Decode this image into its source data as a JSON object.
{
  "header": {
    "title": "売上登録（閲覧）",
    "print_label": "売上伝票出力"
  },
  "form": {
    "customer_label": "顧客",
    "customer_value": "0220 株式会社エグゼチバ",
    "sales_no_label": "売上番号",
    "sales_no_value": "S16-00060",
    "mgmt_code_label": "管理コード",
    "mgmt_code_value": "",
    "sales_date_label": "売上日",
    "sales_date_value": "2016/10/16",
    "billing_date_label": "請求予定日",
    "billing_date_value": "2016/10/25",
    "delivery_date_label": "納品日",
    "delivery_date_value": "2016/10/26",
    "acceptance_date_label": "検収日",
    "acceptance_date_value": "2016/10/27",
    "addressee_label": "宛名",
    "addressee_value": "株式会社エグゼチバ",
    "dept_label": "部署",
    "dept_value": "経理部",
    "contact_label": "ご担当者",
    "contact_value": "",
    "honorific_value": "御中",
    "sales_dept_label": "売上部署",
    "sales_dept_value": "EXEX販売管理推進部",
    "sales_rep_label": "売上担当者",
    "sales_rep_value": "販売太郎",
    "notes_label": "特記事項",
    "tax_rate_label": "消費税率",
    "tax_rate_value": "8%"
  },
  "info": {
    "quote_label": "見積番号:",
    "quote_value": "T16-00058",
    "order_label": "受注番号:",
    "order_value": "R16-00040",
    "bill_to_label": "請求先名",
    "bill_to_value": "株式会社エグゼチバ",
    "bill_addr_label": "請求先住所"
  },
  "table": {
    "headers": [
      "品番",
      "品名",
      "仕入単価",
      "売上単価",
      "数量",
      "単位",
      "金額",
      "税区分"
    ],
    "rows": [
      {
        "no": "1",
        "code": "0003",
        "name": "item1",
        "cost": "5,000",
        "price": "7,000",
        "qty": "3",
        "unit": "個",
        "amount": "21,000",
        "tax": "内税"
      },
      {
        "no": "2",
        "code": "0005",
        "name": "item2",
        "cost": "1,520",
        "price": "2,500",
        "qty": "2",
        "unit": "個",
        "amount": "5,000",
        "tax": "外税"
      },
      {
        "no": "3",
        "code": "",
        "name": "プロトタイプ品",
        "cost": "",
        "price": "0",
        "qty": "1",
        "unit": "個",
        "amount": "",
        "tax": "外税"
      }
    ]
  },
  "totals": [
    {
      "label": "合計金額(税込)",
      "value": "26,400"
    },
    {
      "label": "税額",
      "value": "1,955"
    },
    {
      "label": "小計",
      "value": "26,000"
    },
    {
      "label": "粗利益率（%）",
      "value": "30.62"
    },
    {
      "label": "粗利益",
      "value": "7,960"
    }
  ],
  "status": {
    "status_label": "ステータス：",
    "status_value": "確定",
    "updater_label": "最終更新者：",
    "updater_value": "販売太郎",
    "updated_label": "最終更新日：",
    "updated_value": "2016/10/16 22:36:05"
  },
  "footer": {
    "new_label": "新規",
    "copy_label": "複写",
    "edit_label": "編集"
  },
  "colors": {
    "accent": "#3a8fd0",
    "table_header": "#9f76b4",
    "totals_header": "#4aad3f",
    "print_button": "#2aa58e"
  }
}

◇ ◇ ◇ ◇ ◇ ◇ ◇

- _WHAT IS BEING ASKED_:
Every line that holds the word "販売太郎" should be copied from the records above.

- _RESULT BELOW_:
    "sales_rep_value": "販売太郎",
    "updater_value": "販売太郎",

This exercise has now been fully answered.